(3) Assignments: There will be 4 graded assignments of 50 points each, of which only the top 3 will be counted toward your final grade. Students must turn-in a minimum of 3 assignments or receive a zero for those assignments short of the 3 minimum. Assignments will be posted several days prior to when they are due; they will be due on the date specified in the syllabus. No late assignments will be accepted and no make-up assignments will be given. Assignments must be passed to me copied into digital drop box in Blackboard.
Assignments must either be completed using Microsoft Word or some other word processing software that I can access or you can complete the assignment by hand, scan the document and send the electronic file.  There will be a trial document for you to send the first week of class to be sure that you send a document correctly.

(4) Online EDUCO work. 50 points of your grade will be based on EDUCO assignments, like quizzes that I make available. 

(5) Final Exam: The final will be 200 points (29% of your course grade). The final must be taken at the Testing Center, during the period specified in the syllabus.

College Resources


COLLEGE RESOURCES AND SERVICES

Campus Bookstore 301-322-0912
Largo Student Center, Room 116
www.pgcc.edu/pgweb/pgdocs/bookstore.html

Library
Accokeek Hall General information: 301-322-0105
Circulation services: 301-322-0475
Reference services: 301-322-0476
www.pgcc.edu/library
The Library provides a range of library and media services. Refer to the web site for hours and more information about the services.

Student Assessment Services Center (Testing Center) 301-322-0090
Bladen Hall, Room 100
www.pgcc.edu/pgweb/pgdocs/student_services/student_assessment_services.htm
Check the web site for hours, policies, and procedures.

Student Development Services 301-322-0886
www.pgcc.edu/pgweb/pgdocs/student_services/index-sds.htm
Student Development Services has various programs that provide students with mentoring, advising, and individual counseling. Call or check the website for more information.

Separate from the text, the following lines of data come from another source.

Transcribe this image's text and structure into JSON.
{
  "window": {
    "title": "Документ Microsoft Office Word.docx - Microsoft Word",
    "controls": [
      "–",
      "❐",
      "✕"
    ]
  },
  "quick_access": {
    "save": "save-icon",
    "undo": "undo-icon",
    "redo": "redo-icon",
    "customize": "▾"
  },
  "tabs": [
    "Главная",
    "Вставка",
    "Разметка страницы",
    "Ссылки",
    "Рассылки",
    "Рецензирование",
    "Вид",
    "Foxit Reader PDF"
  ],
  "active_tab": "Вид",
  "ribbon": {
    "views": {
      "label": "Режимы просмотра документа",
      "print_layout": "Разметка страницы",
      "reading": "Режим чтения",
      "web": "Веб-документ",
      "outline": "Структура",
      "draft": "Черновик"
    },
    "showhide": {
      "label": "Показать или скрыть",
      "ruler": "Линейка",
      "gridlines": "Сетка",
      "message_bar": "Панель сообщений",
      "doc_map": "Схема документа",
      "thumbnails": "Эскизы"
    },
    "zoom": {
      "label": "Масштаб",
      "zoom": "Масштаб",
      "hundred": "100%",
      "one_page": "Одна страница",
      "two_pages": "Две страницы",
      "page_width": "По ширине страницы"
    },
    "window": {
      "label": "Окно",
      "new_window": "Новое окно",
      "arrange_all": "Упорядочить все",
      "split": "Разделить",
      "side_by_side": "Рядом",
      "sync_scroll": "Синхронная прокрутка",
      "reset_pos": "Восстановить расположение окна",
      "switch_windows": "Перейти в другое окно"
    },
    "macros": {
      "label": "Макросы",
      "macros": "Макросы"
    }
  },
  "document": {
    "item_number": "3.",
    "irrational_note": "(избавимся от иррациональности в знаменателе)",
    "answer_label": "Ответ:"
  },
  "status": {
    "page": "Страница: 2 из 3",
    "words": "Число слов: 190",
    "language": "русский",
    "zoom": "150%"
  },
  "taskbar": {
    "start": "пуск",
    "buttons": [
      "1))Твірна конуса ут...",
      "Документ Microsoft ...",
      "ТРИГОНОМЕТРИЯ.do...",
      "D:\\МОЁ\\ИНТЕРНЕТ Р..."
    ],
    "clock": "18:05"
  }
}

Tutoring and Writing Centers 301-322-0886
Bladen Hall, Room 107 Stop by or call to make an appointment.
www.pgcc.edu/students/tutoring_writing_grammar
The Tutoring Center can help you in many courses with free one-on-one or group tutoring.
The Writing Center offers one-on-one tutoring for all students who are working on a writing assignment in any course.